TASK PROMPT: Give back the full data, retyped precisely.

##### DATA TO PROCESS #####

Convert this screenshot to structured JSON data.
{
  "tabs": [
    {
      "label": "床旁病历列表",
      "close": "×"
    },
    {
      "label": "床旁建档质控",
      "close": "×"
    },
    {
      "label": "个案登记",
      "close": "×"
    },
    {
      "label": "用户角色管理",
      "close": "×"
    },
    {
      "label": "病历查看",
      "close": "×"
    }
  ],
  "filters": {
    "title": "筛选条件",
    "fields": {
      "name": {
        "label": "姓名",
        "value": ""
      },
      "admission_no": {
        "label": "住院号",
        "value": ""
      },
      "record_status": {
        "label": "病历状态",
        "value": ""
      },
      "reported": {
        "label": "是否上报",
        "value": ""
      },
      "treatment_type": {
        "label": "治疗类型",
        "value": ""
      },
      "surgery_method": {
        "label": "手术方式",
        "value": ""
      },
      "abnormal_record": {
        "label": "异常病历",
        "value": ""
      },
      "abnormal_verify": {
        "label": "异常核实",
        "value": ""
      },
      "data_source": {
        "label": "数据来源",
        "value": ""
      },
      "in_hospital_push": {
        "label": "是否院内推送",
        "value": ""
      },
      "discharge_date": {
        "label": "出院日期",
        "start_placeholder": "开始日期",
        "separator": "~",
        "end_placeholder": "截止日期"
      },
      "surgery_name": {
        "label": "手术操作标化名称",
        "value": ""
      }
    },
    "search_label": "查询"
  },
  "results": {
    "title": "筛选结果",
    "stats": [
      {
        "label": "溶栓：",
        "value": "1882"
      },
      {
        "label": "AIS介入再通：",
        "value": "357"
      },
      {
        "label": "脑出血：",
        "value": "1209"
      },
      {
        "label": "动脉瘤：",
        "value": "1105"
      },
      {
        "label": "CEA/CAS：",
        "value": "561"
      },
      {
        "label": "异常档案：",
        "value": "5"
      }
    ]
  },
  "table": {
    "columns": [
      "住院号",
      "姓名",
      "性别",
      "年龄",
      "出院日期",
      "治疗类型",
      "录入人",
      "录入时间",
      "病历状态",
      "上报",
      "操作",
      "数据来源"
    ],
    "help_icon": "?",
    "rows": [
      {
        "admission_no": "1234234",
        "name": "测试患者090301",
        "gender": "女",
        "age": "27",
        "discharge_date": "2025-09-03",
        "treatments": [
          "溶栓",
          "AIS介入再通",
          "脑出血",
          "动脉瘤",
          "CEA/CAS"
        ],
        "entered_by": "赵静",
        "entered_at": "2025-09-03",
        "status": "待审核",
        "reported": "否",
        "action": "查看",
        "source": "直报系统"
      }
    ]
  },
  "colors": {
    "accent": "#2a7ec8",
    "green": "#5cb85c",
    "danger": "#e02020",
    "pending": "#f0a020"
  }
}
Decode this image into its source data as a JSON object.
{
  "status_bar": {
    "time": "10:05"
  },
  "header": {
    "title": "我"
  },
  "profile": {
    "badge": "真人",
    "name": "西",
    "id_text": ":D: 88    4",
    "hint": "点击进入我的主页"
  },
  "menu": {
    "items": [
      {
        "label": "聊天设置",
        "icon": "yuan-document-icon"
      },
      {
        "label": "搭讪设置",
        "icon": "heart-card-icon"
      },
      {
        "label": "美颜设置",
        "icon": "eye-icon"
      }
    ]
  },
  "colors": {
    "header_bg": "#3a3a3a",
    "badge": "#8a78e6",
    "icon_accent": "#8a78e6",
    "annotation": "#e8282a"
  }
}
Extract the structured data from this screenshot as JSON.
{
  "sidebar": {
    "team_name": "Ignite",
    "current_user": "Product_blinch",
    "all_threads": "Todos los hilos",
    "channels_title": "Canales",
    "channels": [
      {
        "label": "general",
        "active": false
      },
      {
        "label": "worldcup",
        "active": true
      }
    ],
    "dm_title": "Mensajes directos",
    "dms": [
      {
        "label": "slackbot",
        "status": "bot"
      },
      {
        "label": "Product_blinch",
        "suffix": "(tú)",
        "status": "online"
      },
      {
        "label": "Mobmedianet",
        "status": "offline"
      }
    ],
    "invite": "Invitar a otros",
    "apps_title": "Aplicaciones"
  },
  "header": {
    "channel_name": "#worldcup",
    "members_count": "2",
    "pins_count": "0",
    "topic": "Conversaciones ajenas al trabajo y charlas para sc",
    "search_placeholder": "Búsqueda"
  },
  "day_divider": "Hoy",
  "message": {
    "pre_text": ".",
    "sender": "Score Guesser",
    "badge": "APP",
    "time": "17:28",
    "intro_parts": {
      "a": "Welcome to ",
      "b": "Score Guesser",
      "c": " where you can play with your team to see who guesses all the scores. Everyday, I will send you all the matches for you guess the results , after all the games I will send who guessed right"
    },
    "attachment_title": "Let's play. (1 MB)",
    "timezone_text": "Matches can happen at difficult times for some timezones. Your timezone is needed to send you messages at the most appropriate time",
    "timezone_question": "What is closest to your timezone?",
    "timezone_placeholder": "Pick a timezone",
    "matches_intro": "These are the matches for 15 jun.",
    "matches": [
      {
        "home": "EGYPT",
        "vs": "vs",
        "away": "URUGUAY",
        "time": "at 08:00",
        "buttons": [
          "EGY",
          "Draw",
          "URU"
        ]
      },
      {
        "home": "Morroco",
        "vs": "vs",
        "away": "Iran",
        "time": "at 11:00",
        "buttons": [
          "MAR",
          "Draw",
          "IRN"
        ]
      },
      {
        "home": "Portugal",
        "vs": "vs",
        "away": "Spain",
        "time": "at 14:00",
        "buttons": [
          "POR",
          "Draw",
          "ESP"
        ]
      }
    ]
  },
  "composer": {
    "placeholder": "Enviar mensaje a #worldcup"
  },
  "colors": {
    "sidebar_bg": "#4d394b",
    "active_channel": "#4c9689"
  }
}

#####

REPLY:
Convert this screenshot to structured JSON data.
{
  "tabs": [
    {
      "label": "床旁病历列表",
      "close": "×"
    },
    {
      "label": "床旁建档质控",
      "close": "×"
    },
    {
      "label": "个案登记",
      "close": "×"
    },
    {
      "label": "用户角色管理",
      "close": "×"
    },
    {
      "label": "病历查看",
      "close": "×"
    }
  ],
  "filters": {
    "title": "筛选条件",
    "fields": {
      "name": {
        "label": "姓名",
        "value": ""
      },
      "admission_no": {
        "label": "住院号",
        "value": ""
      },
      "record_status": {
        "label": "病历状态",
        "value": ""
      },
      "reported": {
        "label": "是否上报",
        "value": ""
      },
      "treatment_type": {
        "label": "治疗类型",
        "value": ""
      },
      "surgery_method": {
        "label": "手术方式",
        "value": ""
      },
      "abnormal_record": {
        "label": "异常病历",
        "value": ""
      },
      "abnormal_verify": {
        "label": "异常核实",
        "value": ""
      },
      "data_source": {
        "label": "数据来源",
        "value": ""
      },
      "in_hospital_push": {
        "label": "是否院内推送",
        "value": ""
      },
      "discharge_date": {
        "label": "出院日期",
        "start_placeholder": "开始日期",
        "separator": "~",
        "end_placeholder": "截止日期"
      },
      "surgery_name": {
        "label": "手术操作标化名称",
        "value": ""
      }
    },
    "search_label": "查询"
  },
  "results": {
    "title": "筛选结果",
    "stats": [
      {
        "label": "溶栓：",
        "value": "1882"
      },
      {
        "label": "AIS介入再通：",
        "value": "357"
      },
      {
        "label": "脑出血：",
        "value": "1209"
      },
      {
        "label": "动脉瘤：",
        "value": "1105"
      },
      {
        "label": "CEA/CAS：",
        "value": "561"
      },
      {
        "label": "异常档案：",
        "value": "5"
      }
    ]
  },
  "table": {
    "columns": [
      "住院号",
      "姓名",
      "性别",
      "年龄",
      "出院日期",
      "治疗类型",
      "录入人",
      "录入时间",
      "病历状态",
      "上报",
      "操作",
      "数据来源"
    ],
    "help_icon": "?",
    "rows": [
      {
        "admission_no": "1234234",
        "name": "测试患者090301",
        "gender": "女",
        "age": "27",
        "discharge_date": "2025-09-03",
        "treatments": [
          "溶栓",
          "AIS介入再通",
          "脑出血",
          "动脉瘤",
          "CEA/CAS"
        ],
        "entered_by": "赵静",
        "entered_at": "2025-09-03",
        "status": "待审核",
        "reported": "否",
        "action": "查看",
        "source": "直报系统"
      }
    ]
  },
  "colors": {
    "accent": "#2a7ec8",
    "green": "#5cb85c",
    "danger": "#e02020",
    "pending": "#f0a020"
  }
}
Decode this image into its source data as a JSON object.
{
  "status_bar": {
    "time": "10:05"
  },
  "header": {
    "title": "我"
  },
  "profile": {
    "badge": "真人",
    "name": "西",
    "id_text": ":D: 88    4",
    "hint": "点击进入我的主页"
  },
  "menu": {
    "items": [
      {
        "label": "聊天设置",
        "icon": "yuan-document-icon"
      },
      {
        "label": "搭讪设置",
        "icon": "heart-card-icon"
      },
      {
        "label": "美颜设置",
        "icon": "eye-icon"
      }
    ]
  },
  "colors": {
    "header_bg": "#3a3a3a",
    "badge": "#8a78e6",
    "icon_accent": "#8a78e6",
    "annotation": "#e8282a"
  }
}
Extract the structured data from this screenshot as JSON.
{
  "sidebar": {
    "team_name": "Ignite",
    "current_user": "Product_blinch",
    "all_threads": "Todos los hilos",
    "channels_title": "Canales",
    "channels": [
      {
        "label": "general",
        "active": false
      },
      {
        "label": "worldcup",
        "active": true
      }
    ],
    "dm_title": "Mensajes directos",
    "dms": [
      {
        "label": "slackbot",
        "status": "bot"
      },
      {
        "label": "Product_blinch",
        "suffix": "(tú)",
        "status": "online"
      },
      {
        "label": "Mobmedianet",
        "status": "offline"
      }
    ],
    "invite": "Invitar a otros",
    "apps_title": "Aplicaciones"
  },
  "header": {
    "channel_name": "#worldcup",
    "members_count": "2",
    "pins_count": "0",
    "topic": "Conversaciones ajenas al trabajo y charlas para sc",
    "search_placeholder": "Búsqueda"
  },
  "day_divider": "Hoy",
  "message": {
    "pre_text": ".",
    "sender": "Score Guesser",
    "badge": "APP",
    "time": "17:28",
    "intro_parts": {
      "a": "Welcome to ",
      "b": "Score Guesser",
      "c": " where you can play with your team to see who guesses all the scores. Everyday, I will send you all the matches for you guess the results , after all the games I will send who guessed right"
    },
    "attachment_title": "Let's play. (1 MB)",
    "timezone_text": "Matches can happen at difficult times for some timezones. Your timezone is needed to send you messages at the most appropriate time",
    "timezone_question": "What is closest to your timezone?",
    "timezone_placeholder": "Pick a timezone",
    "matches_intro": "These are the matches for 15 jun.",
    "matches": [
      {
        "home": "EGYPT",
        "vs": "vs",
        "away": "URUGUAY",
        "time": "at 08:00",
        "buttons": [
          "EGY",
          "Draw",
          "URU"
        ]
      },
      {
        "home": "Morroco",
        "vs": "vs",
        "away": "Iran",
        "time": "at 11:00",
        "buttons": [
          "MAR",
          "Draw",
          "IRN"
        ]
      },
      {
        "home": "Portugal",
        "vs": "vs",
        "away": "Spain",
        "time": "at 14:00",
        "buttons": [
          "POR",
          "Draw",
          "ESP"
        ]
      }
    ]
  },
  "composer": {
    "placeholder": "Enviar mensaje a #worldcup"
  },
  "colors": {
    "sidebar_bg": "#4d394b",
    "active_channel": "#4c9689"
  }
}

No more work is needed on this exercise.